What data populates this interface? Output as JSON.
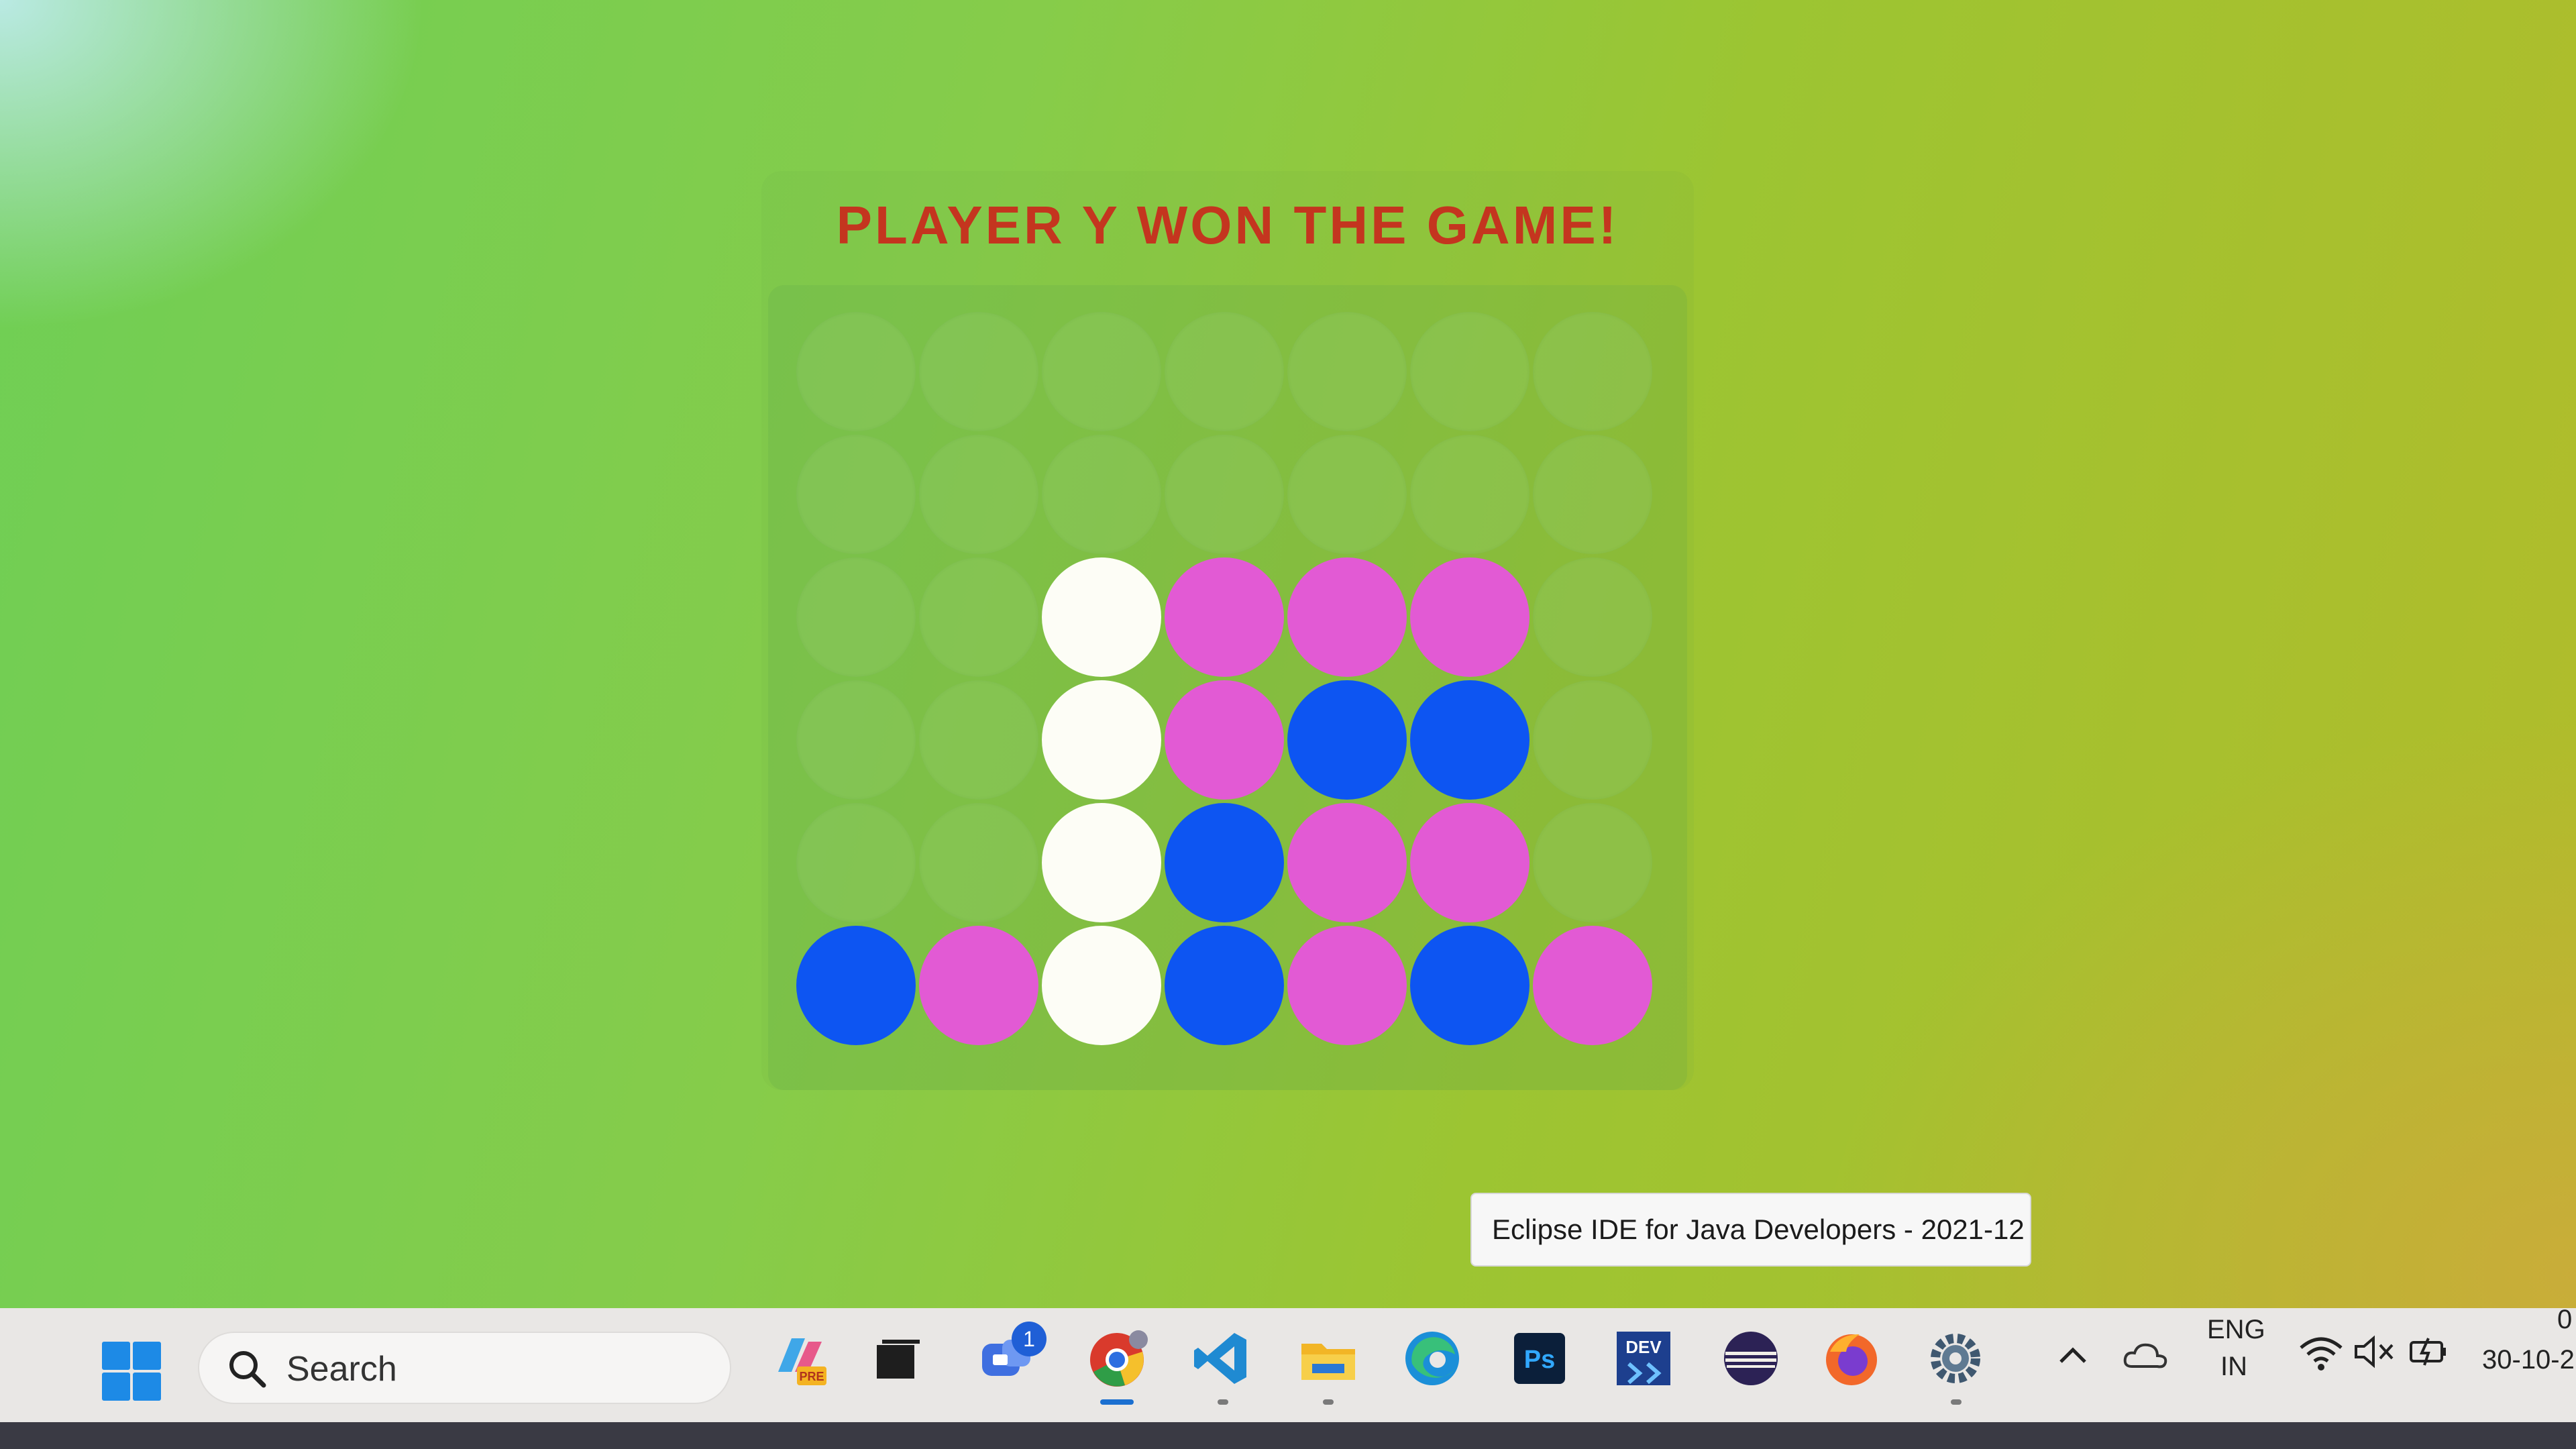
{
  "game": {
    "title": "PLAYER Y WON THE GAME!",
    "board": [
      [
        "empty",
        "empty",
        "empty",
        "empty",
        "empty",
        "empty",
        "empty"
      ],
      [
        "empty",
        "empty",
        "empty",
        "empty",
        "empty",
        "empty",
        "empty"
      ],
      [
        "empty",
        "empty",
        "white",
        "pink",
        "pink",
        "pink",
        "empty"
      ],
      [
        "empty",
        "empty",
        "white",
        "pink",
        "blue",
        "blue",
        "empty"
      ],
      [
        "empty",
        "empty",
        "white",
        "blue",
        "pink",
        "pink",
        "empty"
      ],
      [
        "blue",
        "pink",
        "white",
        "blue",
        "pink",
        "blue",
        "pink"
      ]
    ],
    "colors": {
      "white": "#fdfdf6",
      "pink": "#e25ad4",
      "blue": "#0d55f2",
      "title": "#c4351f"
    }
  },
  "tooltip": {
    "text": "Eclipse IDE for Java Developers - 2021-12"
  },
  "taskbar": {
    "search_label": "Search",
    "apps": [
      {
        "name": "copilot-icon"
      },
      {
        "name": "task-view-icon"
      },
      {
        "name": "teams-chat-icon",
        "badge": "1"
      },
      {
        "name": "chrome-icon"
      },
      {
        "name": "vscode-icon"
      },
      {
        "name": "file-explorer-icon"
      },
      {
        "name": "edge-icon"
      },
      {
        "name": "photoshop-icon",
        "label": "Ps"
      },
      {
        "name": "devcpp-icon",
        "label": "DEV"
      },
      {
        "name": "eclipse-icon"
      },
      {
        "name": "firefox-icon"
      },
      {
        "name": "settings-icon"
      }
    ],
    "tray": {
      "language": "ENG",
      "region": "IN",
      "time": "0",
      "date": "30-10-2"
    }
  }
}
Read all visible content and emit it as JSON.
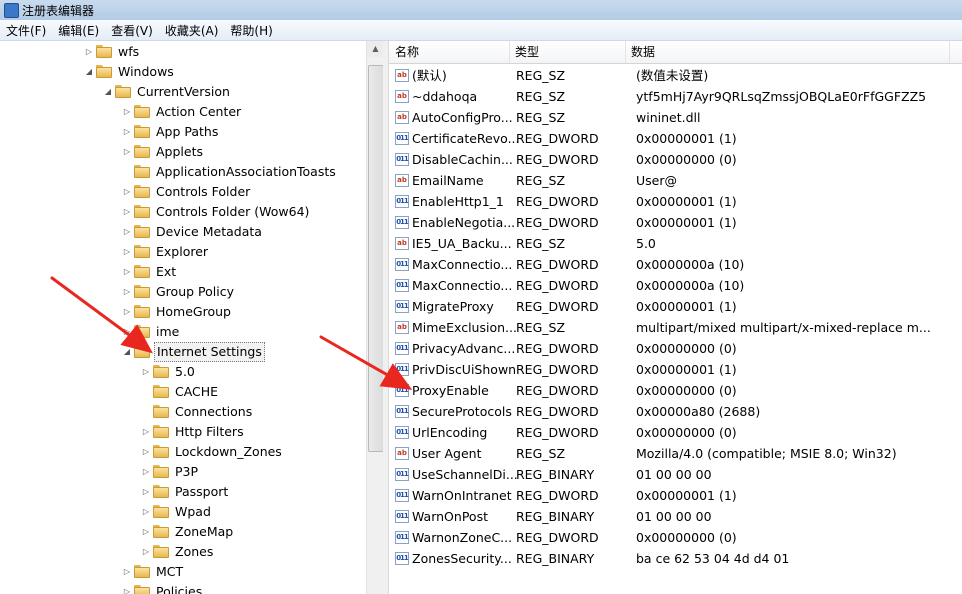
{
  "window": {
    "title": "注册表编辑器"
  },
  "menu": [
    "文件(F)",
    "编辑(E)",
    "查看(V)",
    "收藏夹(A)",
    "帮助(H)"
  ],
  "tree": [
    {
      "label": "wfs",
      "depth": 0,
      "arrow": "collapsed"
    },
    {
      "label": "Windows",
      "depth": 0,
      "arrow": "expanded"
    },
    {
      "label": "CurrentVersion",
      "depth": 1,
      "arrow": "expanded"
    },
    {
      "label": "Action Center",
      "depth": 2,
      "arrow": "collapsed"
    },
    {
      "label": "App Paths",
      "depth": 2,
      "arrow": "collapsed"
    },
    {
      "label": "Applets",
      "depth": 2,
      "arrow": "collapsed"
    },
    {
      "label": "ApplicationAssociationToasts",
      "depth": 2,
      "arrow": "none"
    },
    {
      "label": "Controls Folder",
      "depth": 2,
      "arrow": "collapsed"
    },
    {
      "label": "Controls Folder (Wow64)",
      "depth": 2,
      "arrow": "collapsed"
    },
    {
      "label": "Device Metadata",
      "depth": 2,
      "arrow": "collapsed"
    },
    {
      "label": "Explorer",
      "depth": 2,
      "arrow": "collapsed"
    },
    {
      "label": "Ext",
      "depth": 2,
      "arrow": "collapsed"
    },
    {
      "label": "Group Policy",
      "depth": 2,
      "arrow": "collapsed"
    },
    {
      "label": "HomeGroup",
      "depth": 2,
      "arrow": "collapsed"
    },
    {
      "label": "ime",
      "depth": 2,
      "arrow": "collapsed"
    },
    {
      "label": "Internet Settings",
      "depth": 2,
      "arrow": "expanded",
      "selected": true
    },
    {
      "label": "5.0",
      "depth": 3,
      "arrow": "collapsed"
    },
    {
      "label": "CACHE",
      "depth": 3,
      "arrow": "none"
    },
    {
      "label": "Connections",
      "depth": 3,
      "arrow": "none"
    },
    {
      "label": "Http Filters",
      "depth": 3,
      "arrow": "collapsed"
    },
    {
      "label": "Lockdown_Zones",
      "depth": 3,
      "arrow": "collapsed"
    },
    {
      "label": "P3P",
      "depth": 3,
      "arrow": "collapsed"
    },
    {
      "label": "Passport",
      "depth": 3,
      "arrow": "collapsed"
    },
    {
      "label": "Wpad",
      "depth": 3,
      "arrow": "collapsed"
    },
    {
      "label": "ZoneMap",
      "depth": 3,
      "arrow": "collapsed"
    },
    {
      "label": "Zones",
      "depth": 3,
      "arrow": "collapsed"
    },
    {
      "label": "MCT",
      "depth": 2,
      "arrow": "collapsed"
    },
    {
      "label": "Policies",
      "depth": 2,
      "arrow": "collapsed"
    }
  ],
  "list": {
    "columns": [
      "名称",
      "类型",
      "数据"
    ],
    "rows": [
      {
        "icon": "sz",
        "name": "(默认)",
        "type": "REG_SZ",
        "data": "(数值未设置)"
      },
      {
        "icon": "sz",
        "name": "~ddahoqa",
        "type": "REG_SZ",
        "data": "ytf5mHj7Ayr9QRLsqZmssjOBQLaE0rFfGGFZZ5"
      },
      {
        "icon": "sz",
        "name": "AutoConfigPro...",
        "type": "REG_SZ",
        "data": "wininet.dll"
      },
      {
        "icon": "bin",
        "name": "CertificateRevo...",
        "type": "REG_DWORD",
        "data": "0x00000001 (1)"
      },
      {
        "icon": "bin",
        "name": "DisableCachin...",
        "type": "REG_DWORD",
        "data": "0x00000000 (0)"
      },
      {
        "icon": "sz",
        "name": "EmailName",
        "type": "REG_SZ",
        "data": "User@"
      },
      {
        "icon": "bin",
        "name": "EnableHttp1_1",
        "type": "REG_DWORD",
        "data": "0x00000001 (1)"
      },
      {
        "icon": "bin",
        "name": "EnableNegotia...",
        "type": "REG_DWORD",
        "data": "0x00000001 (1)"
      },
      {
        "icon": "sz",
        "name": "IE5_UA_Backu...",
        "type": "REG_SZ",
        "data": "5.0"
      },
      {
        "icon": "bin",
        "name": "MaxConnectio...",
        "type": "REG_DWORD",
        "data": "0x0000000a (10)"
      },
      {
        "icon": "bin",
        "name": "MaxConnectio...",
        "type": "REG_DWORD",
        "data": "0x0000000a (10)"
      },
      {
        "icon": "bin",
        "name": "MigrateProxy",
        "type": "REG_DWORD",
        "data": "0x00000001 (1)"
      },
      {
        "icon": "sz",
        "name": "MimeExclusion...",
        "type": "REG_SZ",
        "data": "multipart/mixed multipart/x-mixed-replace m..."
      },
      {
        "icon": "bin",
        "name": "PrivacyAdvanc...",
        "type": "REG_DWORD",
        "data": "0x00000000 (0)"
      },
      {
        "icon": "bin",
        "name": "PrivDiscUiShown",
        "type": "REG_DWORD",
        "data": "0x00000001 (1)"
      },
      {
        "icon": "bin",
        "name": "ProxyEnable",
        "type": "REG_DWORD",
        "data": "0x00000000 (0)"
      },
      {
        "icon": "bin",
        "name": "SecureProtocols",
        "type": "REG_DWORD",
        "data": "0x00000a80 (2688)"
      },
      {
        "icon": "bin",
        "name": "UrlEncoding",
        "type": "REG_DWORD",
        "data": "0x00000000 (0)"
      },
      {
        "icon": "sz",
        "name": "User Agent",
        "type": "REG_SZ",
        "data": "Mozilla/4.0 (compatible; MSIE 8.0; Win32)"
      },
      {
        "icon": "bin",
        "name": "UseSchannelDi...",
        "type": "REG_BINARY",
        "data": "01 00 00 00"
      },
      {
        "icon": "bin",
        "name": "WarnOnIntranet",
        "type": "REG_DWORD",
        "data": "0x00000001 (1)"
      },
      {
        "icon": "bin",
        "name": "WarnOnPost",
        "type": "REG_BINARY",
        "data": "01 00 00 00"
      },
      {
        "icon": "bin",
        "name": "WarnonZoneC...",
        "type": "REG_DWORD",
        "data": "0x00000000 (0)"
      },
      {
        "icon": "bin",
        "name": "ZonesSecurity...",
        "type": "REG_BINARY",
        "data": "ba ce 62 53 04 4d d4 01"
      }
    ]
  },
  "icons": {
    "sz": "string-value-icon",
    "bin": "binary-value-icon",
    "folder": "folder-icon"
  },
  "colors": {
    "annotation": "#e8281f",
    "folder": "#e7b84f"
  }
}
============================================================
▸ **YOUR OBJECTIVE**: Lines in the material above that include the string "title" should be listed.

▸ **RESULT OF THE TASK**:
    "title": "PLAYER Y WON THE GAME!",
      "title": "#c4351f"
    "title": "注册表编辑器"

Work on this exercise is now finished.